By Rubén Casas

Rubén Casas is a Ph.D. Candidate in the English Department’s Program in Composition and Rhetoric. In addition to his Writing Center teaching, he teaches for the English 201 Program.

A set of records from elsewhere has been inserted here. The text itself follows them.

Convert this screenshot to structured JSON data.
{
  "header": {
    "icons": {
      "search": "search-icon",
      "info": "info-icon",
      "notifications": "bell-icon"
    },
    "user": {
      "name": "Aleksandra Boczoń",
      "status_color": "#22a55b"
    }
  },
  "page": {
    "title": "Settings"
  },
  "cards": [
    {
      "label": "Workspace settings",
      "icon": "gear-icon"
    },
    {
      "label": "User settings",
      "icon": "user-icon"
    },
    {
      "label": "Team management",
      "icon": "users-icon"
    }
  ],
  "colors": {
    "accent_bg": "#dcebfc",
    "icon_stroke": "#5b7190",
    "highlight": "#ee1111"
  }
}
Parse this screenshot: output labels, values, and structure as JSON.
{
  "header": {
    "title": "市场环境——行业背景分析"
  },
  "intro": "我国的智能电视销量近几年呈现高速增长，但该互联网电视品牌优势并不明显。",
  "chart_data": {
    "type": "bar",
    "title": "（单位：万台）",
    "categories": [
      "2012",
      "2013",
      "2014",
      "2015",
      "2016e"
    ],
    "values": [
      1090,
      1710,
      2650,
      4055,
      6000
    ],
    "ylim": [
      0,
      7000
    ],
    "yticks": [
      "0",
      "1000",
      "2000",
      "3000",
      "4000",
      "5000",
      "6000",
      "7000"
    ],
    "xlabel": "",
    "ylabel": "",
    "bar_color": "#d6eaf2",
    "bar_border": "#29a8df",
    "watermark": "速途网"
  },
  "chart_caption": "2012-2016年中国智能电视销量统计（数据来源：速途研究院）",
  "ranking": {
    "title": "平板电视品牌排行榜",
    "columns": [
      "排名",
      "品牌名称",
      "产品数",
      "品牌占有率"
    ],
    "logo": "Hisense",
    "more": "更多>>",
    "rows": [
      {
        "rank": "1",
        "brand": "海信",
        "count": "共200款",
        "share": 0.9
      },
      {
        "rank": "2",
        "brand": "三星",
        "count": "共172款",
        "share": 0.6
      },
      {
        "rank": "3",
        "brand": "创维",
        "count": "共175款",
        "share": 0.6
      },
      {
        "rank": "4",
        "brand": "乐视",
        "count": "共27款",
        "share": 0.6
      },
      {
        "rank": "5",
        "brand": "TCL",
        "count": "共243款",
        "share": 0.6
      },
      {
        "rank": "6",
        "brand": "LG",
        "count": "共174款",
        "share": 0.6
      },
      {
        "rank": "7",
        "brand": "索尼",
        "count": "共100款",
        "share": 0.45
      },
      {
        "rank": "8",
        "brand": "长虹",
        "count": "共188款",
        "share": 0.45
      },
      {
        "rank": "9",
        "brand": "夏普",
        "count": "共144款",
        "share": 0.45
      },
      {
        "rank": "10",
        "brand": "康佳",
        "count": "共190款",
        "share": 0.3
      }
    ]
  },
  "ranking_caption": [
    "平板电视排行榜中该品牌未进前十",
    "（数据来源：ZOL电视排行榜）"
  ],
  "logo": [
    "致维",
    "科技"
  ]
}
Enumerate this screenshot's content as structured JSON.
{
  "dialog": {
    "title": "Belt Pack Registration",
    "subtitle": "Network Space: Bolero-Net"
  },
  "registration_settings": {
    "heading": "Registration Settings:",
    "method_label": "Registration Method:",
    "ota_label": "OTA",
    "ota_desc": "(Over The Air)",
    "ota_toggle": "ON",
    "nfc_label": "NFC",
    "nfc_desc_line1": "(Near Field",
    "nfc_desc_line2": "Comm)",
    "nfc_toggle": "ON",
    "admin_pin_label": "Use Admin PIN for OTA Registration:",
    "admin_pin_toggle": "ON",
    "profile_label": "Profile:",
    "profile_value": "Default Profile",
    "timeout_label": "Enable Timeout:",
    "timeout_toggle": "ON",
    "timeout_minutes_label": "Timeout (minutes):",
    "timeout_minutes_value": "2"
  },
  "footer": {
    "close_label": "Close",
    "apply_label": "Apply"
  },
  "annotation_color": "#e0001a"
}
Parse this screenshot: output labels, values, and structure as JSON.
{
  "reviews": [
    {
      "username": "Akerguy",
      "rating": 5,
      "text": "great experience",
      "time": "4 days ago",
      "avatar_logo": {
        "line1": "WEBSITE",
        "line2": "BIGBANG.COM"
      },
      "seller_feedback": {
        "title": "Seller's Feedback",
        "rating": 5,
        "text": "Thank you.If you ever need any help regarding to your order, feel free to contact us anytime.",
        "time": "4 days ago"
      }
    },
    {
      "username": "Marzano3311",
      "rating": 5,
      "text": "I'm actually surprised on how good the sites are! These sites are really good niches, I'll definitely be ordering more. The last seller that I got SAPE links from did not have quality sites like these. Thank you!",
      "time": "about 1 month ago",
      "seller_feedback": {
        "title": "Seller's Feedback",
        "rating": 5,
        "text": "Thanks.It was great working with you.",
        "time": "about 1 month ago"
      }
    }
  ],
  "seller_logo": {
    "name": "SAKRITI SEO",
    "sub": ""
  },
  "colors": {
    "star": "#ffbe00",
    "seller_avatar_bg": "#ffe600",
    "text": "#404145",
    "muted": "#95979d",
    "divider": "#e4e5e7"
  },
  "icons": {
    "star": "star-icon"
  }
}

Two weeks into the spring 2014 semester I worked with a student in the Main Center who, upon asking her what she was working on, identified herself as a foreign student and asked, quite directly, “How do you write in the U.S.?” She explained that she knew what writing was “supposed to do” in Korea, “but not here, in America.” This must have been one of the clearest questions I’ve gotten as a Writing Center instructor, but it also caught me off-guard. Most students come to the Writing Center to get help with some specific element of their writing—often they talk about “flow,” or “development,” or “cites,” terms that somewhere along the way they’ve learned to use in relation to writing, and that I take for granted as evidence of their knowledge of the writing process and their own issues with writing—but it this actually the case? Continue reading